The Democrats have no need to fret about what they’ll get for Christmas this year. Their worry shouldn’t be the gift, but rather how they choose to open it.
The gift is global warming.
Don’t call it climate change; that fuzzies the issue. Call it for what it is: global warming. It isn’t change but heat that is melting the polar ice cap, stripping Greenland of its ice sheet, opening Arctic shipping lanes and sinking Venice, one of the jewels of civilization.
Global warming isn’t an existential threat but a real problem that is here, real and now. It is happening today, this hour, this minute, this second.
President Trump has taken his stand.

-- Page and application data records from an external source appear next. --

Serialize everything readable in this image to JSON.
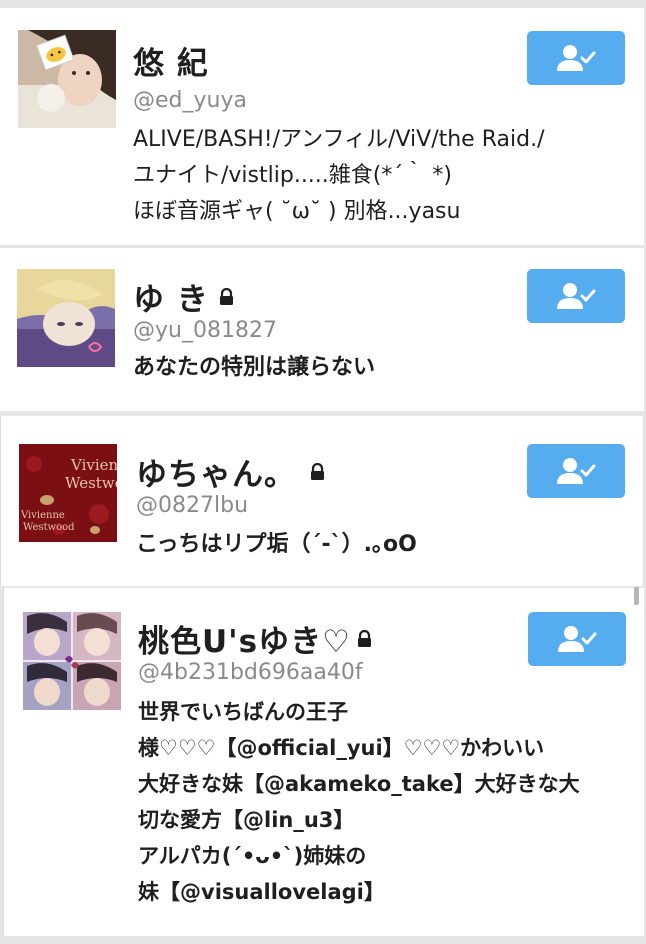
{
  "users": [
    {
      "name": "悠 紀",
      "handle": "@ed_yuya",
      "protected": false,
      "bio": [
        "ALIVE/BASH!/アンフィル/ViV/the Raid./",
        "ユナイト/vistlip.....雑食(*´｀ *)",
        "ほぼ音源ギャ( ˘ω˘ ) 別格...yasu"
      ]
    },
    {
      "name": "ゆ き",
      "handle": "@yu_081827",
      "protected": true,
      "bio": [
        "あなたの特別は譲らない"
      ]
    },
    {
      "name": "ゆちゃん。",
      "handle": "@0827lbu",
      "protected": true,
      "bio": [
        "こっちはリプ垢（´-`）.｡oO"
      ]
    },
    {
      "name": "桃色U'sゆき♡",
      "handle": "@4b231bd696aa40f",
      "protected": true,
      "bio": [
        "世界でいちばんの王子",
        "様♡♡♡【@official_yui】♡♡♡かわいい",
        "大好きな妹【@akameko_take】大好きな大",
        "切な愛方【@lin_u3】",
        "アルパカ(´•ᴗ•`)姉妹の",
        "妹【@visuallovelagi】"
      ]
    }
  ],
  "avatar_text": {
    "vw_line1": "Vivienne",
    "vw_line2": "Westwood"
  },
  "colors": {
    "follow_button": "#55acee",
    "name_text": "#1f1f1f",
    "handle_text": "#8a8a8a",
    "divider": "#e6e6e6"
  },
  "icons": {
    "follow": "person-check-icon",
    "protected": "lock-icon"
  }
}
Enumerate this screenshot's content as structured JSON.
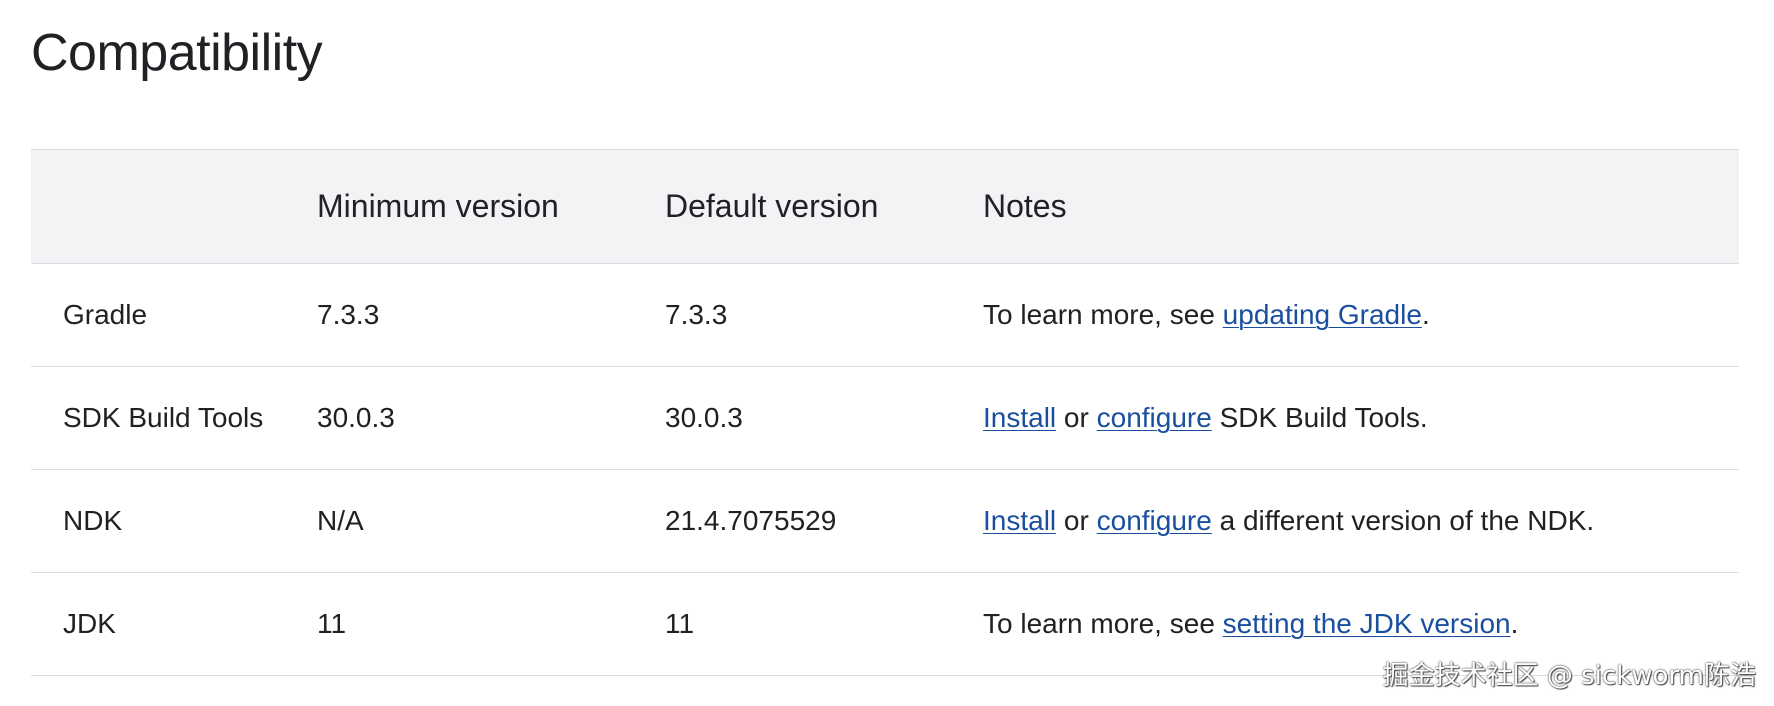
{
  "title": "Compatibility",
  "table": {
    "headers": [
      "",
      "Minimum version",
      "Default version",
      "Notes"
    ],
    "rows": [
      {
        "name": "Gradle",
        "min": "7.3.3",
        "default": "7.3.3",
        "notes": {
          "before": "To learn more, see ",
          "link1": "updating Gradle",
          "middle": "",
          "link2": "",
          "after": "."
        }
      },
      {
        "name": "SDK Build Tools",
        "min": "30.0.3",
        "default": "30.0.3",
        "notes": {
          "before": "",
          "link1": "Install",
          "middle": " or ",
          "link2": "configure",
          "after": " SDK Build Tools."
        }
      },
      {
        "name": "NDK",
        "min": "N/A",
        "default": "21.4.7075529",
        "notes": {
          "before": "",
          "link1": "Install",
          "middle": " or ",
          "link2": "configure",
          "after": " a different version of the NDK."
        }
      },
      {
        "name": "JDK",
        "min": "11",
        "default": "11",
        "notes": {
          "before": "To learn more, see ",
          "link1": "setting the JDK version",
          "middle": "",
          "link2": "",
          "after": "."
        }
      }
    ]
  },
  "watermark": "掘金技术社区 @ sickworm陈浩",
  "colors": {
    "link": "#1a4fa0",
    "header_bg": "#f1f3f4",
    "border": "#dadce0",
    "text": "#202124"
  }
}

He said of the rising seas and wild weather, which are science-supported evidence of global warming, “I don’t believe it.”
That is a political gift, shimmering and alluring. That is a target affixed to Trump. That is an image as evocative as Nero’s fiddling or Canute’s apocryphal ordering the waves from the incoming tide to stop. That is an opening wide enough for the Democrats to drive a truckload of election victories through.
Democratic strategists need to tell their candidates, “The climate, stupid!” All they must do is to hammer the Republicans and the administration relentlessly on the matter of global warming.
But this gift, looking so unassailable, may be undermined by the current stars on the left of the party. They have a sledgehammer approach and they may do damage to the gift before it is unwrapped.
Their passion is for the simplistic-but-seductive Green New Deal. It defines the problem as fossil fuels and wants to ban them. Then it prescribes the fixes. Bad move.
The cost and disruption of the fixes are ignored. That is why former Secretary of Energy Ernie Moniz — a man who knows a lot about both politics and energy — is pushing a concept he calls the Green Real Deal, which aims not to eliminate all fossil fuel use but to move to “net zero.” It means that many technologies will be used, including nuclear power and carbon capture and storage. It means that some fossil fuels will be used so long as their impact is mitigated by gains elsewhere.
These finer points of energy policy and environmental mitigation are too complicated for an election debate. They give too many opportunities for opposition ridicule. Too many handles for the Ridiculer in Chief and his acolytes to grab.
The Democrats need to repeat that the Republicans denied global warming even as the seas are rising. They need to sound the alarm that Boston, New York, Charleston and Miami may be headed for disaster very soon. They need to repeat it over and over, and then some more.
When running an election, a simple, repeatable message, without the details of how the goal will be achieved, wins the day. Bill Clinton’s message served up by James Carville, “The economy, stupid!” won the day. Trump’s enticing “Make America Great Again” cry resonates.
The Democrats need only to dwell on rising sea levels and that the Republicans have repudiated the science. “The seas are rising and we’re going to do something about it,” is a reasonable Democratic message.
Nixon showed us the effectiveness of framing the problem and hinting at a solution. “I have a plan,” he said about Vietnam. He didn’t mention it included bombing Cambodia.
The Democrats can win on a strong climate message. The seas are rising, wildfires ravage California year after year, Puerto Rico and other islands have been devastated by high-category hurricanes, and we may lose Venice.
A slam dunk in 2020? Don’t count on it. The Democrats likely will lard the message with social concerns, impossible marketplace tinkering and, in so doing, smash their winning gift as they open it. The Democrats are good at that, fatally so.